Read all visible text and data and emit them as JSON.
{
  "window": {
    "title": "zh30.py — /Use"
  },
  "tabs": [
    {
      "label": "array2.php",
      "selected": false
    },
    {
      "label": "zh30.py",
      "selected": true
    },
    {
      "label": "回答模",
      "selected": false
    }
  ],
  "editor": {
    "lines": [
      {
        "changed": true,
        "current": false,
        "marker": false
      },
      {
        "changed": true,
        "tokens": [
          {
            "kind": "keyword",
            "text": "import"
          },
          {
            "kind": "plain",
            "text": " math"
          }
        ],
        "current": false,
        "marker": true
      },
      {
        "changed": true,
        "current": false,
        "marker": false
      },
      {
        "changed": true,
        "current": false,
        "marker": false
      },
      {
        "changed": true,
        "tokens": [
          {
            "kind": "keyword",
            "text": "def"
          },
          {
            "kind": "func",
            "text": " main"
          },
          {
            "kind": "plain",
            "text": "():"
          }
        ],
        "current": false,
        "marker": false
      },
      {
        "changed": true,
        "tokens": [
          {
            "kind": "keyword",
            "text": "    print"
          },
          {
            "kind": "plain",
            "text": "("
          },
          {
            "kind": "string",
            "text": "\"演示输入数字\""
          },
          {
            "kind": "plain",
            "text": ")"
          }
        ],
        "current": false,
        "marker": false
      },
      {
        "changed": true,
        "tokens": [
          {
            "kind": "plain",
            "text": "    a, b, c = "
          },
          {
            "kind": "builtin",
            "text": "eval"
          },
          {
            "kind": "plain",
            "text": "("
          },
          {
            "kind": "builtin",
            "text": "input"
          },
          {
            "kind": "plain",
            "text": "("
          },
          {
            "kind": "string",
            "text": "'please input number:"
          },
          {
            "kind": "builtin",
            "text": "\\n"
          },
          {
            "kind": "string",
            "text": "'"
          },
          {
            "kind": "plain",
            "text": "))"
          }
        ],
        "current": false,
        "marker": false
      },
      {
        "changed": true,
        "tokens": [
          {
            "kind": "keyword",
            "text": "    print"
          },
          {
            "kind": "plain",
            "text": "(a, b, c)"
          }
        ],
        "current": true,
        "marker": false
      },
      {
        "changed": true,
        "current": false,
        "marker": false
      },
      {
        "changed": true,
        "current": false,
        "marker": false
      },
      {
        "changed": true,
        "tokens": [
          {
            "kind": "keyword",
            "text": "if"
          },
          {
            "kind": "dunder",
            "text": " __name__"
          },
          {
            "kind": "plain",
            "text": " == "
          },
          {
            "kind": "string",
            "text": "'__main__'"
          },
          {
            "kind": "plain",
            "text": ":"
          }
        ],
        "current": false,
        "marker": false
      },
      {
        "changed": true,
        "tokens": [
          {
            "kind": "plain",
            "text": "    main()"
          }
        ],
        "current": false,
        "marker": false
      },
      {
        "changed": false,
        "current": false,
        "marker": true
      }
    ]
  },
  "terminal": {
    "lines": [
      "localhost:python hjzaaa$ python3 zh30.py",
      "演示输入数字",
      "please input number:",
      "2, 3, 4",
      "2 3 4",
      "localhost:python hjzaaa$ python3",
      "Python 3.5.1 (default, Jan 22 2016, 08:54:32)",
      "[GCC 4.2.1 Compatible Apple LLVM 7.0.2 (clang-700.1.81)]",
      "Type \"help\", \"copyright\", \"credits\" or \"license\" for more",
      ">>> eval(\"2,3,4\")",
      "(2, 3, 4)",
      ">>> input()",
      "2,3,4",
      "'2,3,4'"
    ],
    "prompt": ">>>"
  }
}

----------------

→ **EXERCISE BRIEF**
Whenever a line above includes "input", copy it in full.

→ **OUTPUT OF THE TASK**
            "text": "input"
            "text": "'please input number:"
      "please input number:",
      ">>> input()",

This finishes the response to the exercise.